Everyone else really bonded with one another, they formed that Platoon-like camaraderie almost immediately; then, when it was time to work that feeling translated to the scene. Keep in mind, these actors were portraying aspects of real-life people, friends of mine whose lives had been ended or changed by the war. The last thing you want is someone showing up and being all uppity and ruining the whole dynamic. I had prepared for that, expected it. Certainly, with a cast this large some actor is gonna be an ass. Nope. Not a one. Friendships were formed, everyone braved the experience together. The good and bad. Shout out also to Neil Brown Jr., Beau Knapp, and Glen Powell. Wait until you see these guys play off each other. They are funny as hell on screen when needed, and then they break your heart when the bullets start flying.
I gotta hand it to our Jordanian crew. They worked tirelessly, were so pleasant, and had plenty of experience from past films in the area (HURT LOCKER, THE MARTIAN). That’s the first thing I want to mention. How much I enjoyed my time with them and how professional they were.
Now, I don’t want to paint a picture with only rose-colored hues. We made a war film independently, half-way around the world, with a tight budget and schedule. There was no world in which this was gonna be easy. It was a lot to ask of anyone to spend that kind of time away from their family and exist ONLY on set or in a hotel room for several months. But, as I said, we were all in the foxhole together. You love people more when you struggle and succeed together… Or maybe we’re all just masochists.
When and where will the movie be released? Will there be a theatrical premiere/red carpet?
I should know the answers to that soon. Those decisions are above my pay grade. I just write the movies. Can’t wait to see how it all turned out and to share it (Ed note: According to Film Music Reporter, the movie will debut on Netflix in 2017).
Photos and videos of making the movie were shared on social media by cast and crew. How has social media changed how a movie gets promoted?
Social media played a huge role during the production of the film and I can’t wait for it to continue after the film is released. Truly, when you’re on set and the days are getting long, it’s fun to snap a few pictures, post them online, and see it get picked up by sites like this. Unlike the theatre, there is no immediate connection to the audience when you’re working. You make a film, a year later it comes out, then you get to have a dialogue with people. The ‘audience’, until the release date, is this nebulous, faceless… thing. But when you get to engage with individuals online, it gives you a jolt to keep going, to work harder, to try and deliver something that’s worth their time and loyalty. I hope that’s what we’ve done.
As for pictures, I’m not allowed to share any at this point in time. But I imagine it won’t be long before the promotional materials are released. Thanks again for your continued support.

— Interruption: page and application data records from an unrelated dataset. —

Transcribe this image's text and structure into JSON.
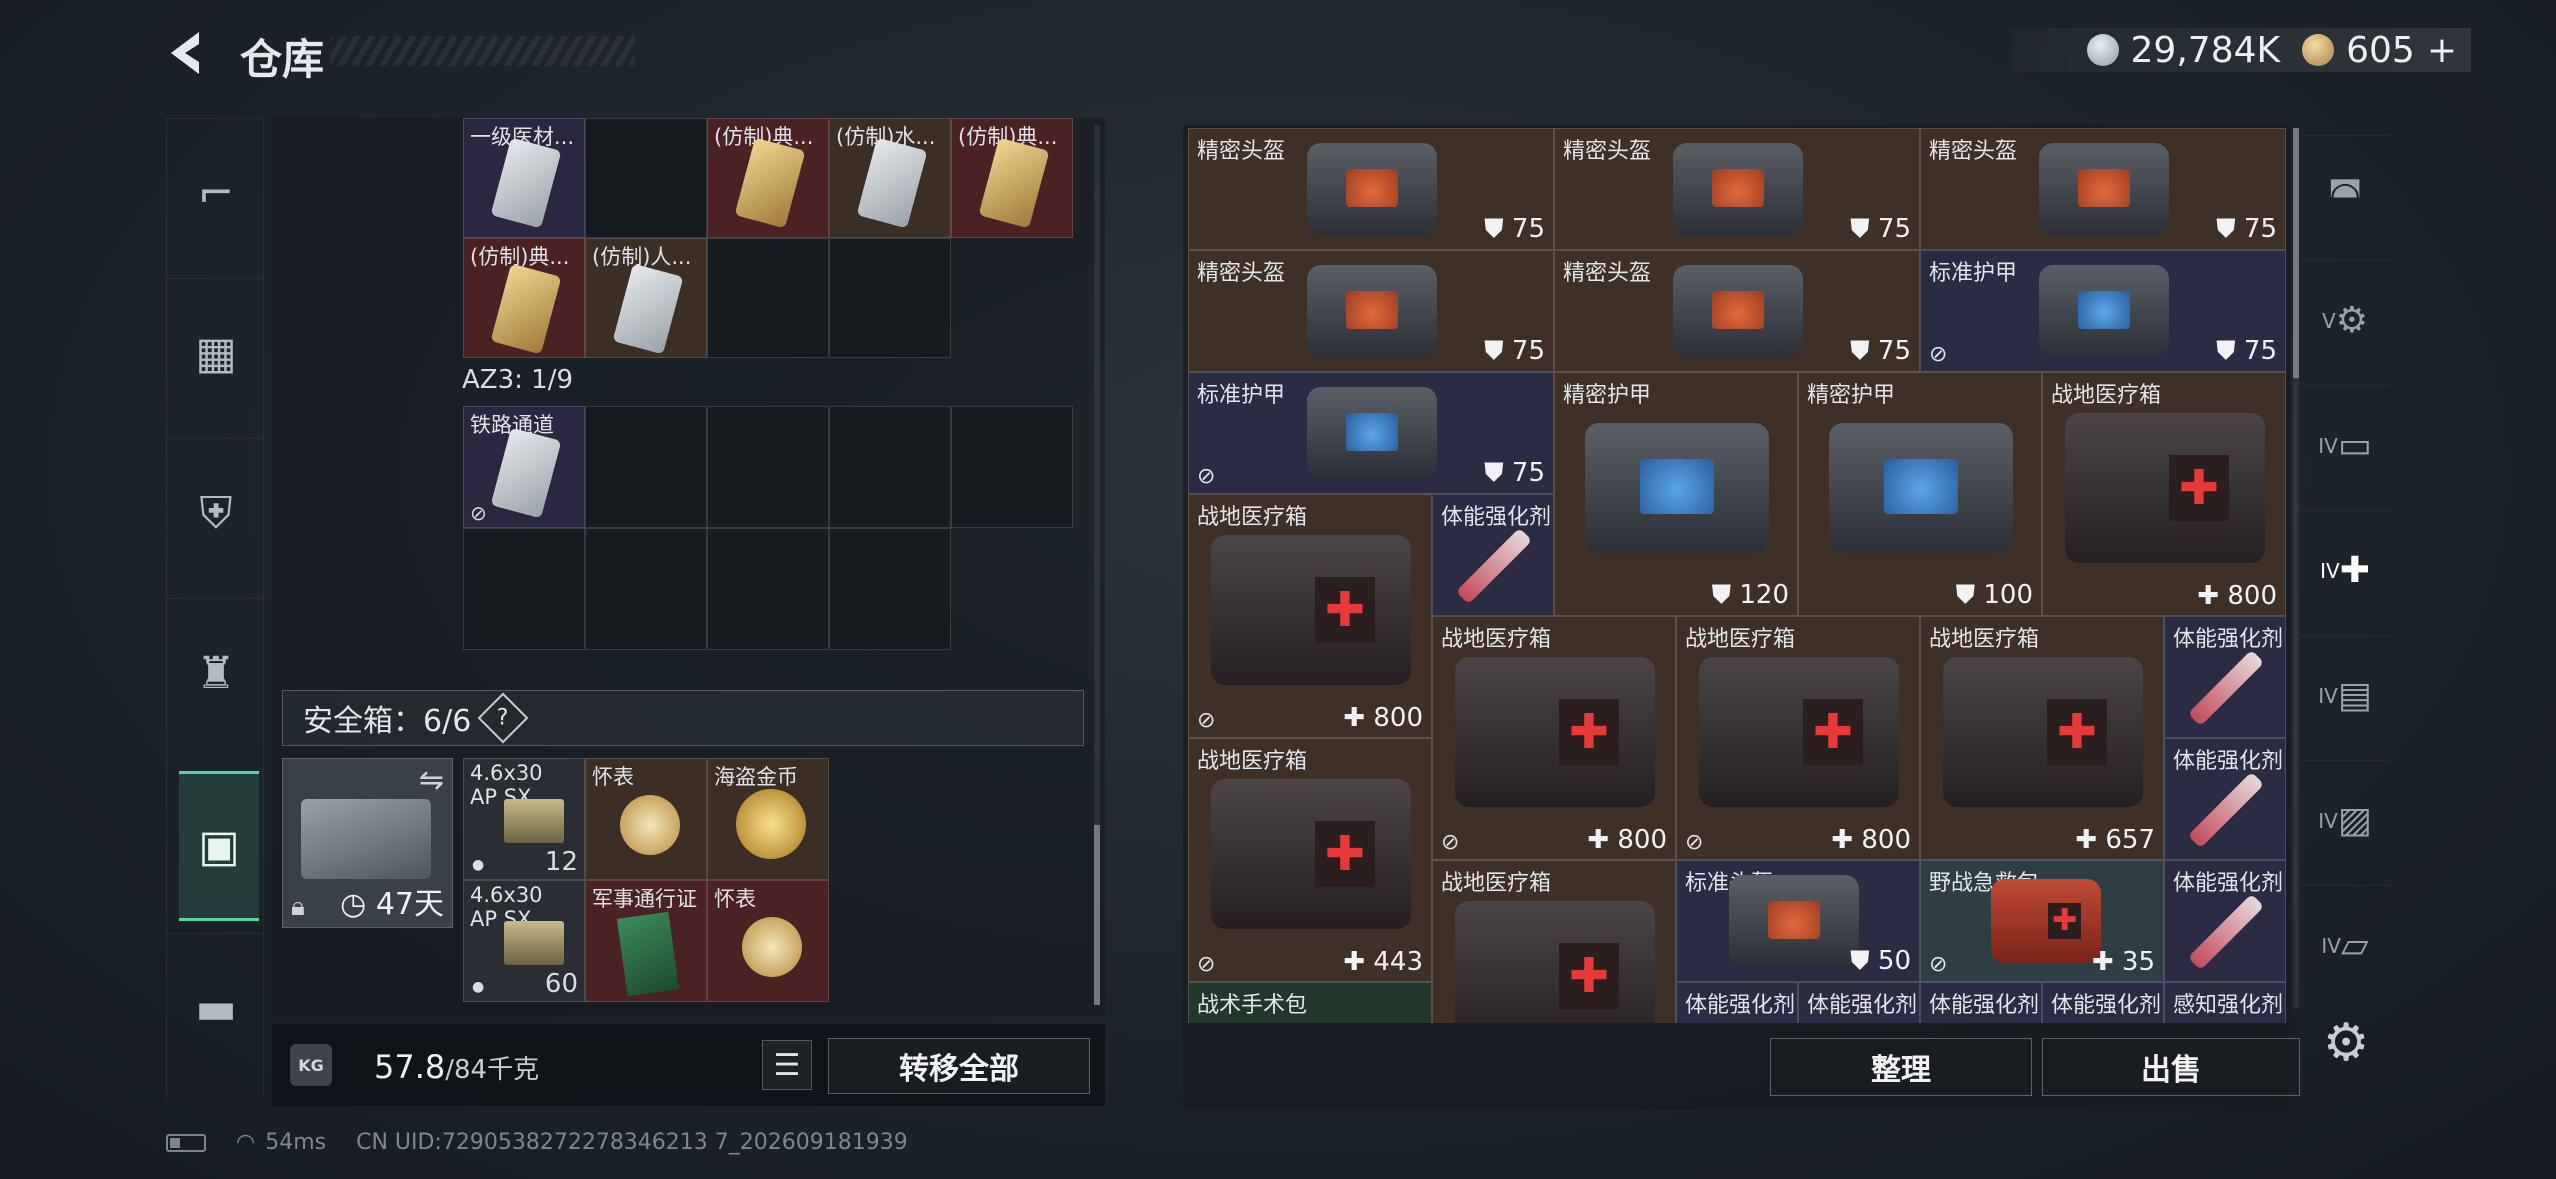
{
  "header": {
    "title": "仓库",
    "silver_amount": "29,784K",
    "gold_amount": "605",
    "gold_plus": "+"
  },
  "left_rail": {
    "icons": [
      "pistol-icon",
      "armor-icon",
      "backpack-icon",
      "bag-icon",
      "locker-icon",
      "toolbox-icon"
    ]
  },
  "container_top": {
    "items": [
      {
        "label": "一级医材..."
      },
      {
        "label": "(仿制)典..."
      },
      {
        "label": "(仿制)水..."
      },
      {
        "label": "(仿制)典..."
      },
      {
        "label": "(仿制)典..."
      },
      {
        "label": "(仿制)人..."
      }
    ]
  },
  "az3": {
    "label": "AZ3: 1/9",
    "item_label": "铁路通道"
  },
  "safe_box": {
    "label": "安全箱：6/6",
    "help": "?",
    "days_left": "47天"
  },
  "safe_items": [
    {
      "label": "4.6x30",
      "sub": "AP SX",
      "count": "12"
    },
    {
      "label": "怀表"
    },
    {
      "label": "海盗金币"
    },
    {
      "label": "4.6x30",
      "sub": "AP SX",
      "count": "60"
    },
    {
      "label": "军事通行证"
    },
    {
      "label": "怀表"
    }
  ],
  "bottom": {
    "weight_icon": "KG",
    "weight_current": "57.8",
    "weight_max": "/84千克",
    "transfer_all": "转移全部"
  },
  "status": {
    "ping": "54ms",
    "uid": "CN UID:7290538272278346213 7_202609181939"
  },
  "stash": {
    "items": [
      {
        "label": "精密头盔",
        "value": "75"
      },
      {
        "label": "精密头盔",
        "value": "75"
      },
      {
        "label": "精密头盔",
        "value": "75"
      },
      {
        "label": "精密头盔",
        "value": "75"
      },
      {
        "label": "精密头盔",
        "value": "75"
      },
      {
        "label": "标准护甲",
        "value": "75"
      },
      {
        "label": "标准护甲",
        "value": "75"
      },
      {
        "label": "精密护甲",
        "value": "120"
      },
      {
        "label": "精密护甲",
        "value": "100"
      },
      {
        "label": "战地医疗箱",
        "value": "800"
      },
      {
        "label": "战地医疗箱",
        "value": "800"
      },
      {
        "label": "体能强化剂"
      },
      {
        "label": "战地医疗箱",
        "value": "800"
      },
      {
        "label": "战地医疗箱",
        "value": "800"
      },
      {
        "label": "战地医疗箱",
        "value": "657"
      },
      {
        "label": "体能强化剂"
      },
      {
        "label": "战地医疗箱",
        "value": "443"
      },
      {
        "label": "体能强化剂"
      },
      {
        "label": "战地医疗箱"
      },
      {
        "label": "标准头盔",
        "value": "50"
      },
      {
        "label": "野战急救包",
        "value": "35"
      },
      {
        "label": "体能强化剂"
      },
      {
        "label": "战术手术包"
      },
      {
        "label": "体能强化剂"
      },
      {
        "label": "体能强化剂"
      },
      {
        "label": "体能强化剂"
      },
      {
        "label": "体能强化剂"
      },
      {
        "label": "感知强化剂"
      }
    ]
  },
  "actions": {
    "sort": "整理",
    "sell": "出售"
  },
  "right_rail": {
    "labels": [
      "",
      "V",
      "IV",
      "IV",
      "IV",
      "IV",
      "IV"
    ]
  }
}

Chris Roessner is a screenwriter, US Army Special Operations veteran, and Pat Tillman military scholar. His debut screenplay SAND CASTLE cracked the 2012 blacklist and was made into a film starring Nicholas Hoult and Henry Cavill. He resides in Los Angeles, CA with his wife and TV writer, Sneha Koorse. He is repp’d by UTA and LBI Entertainment. He can be found on Twitter at @CitizenRoessner. We thank him for taking time out of his schedule to chat with us and look forward to seeing the movie when it comes out in 2017.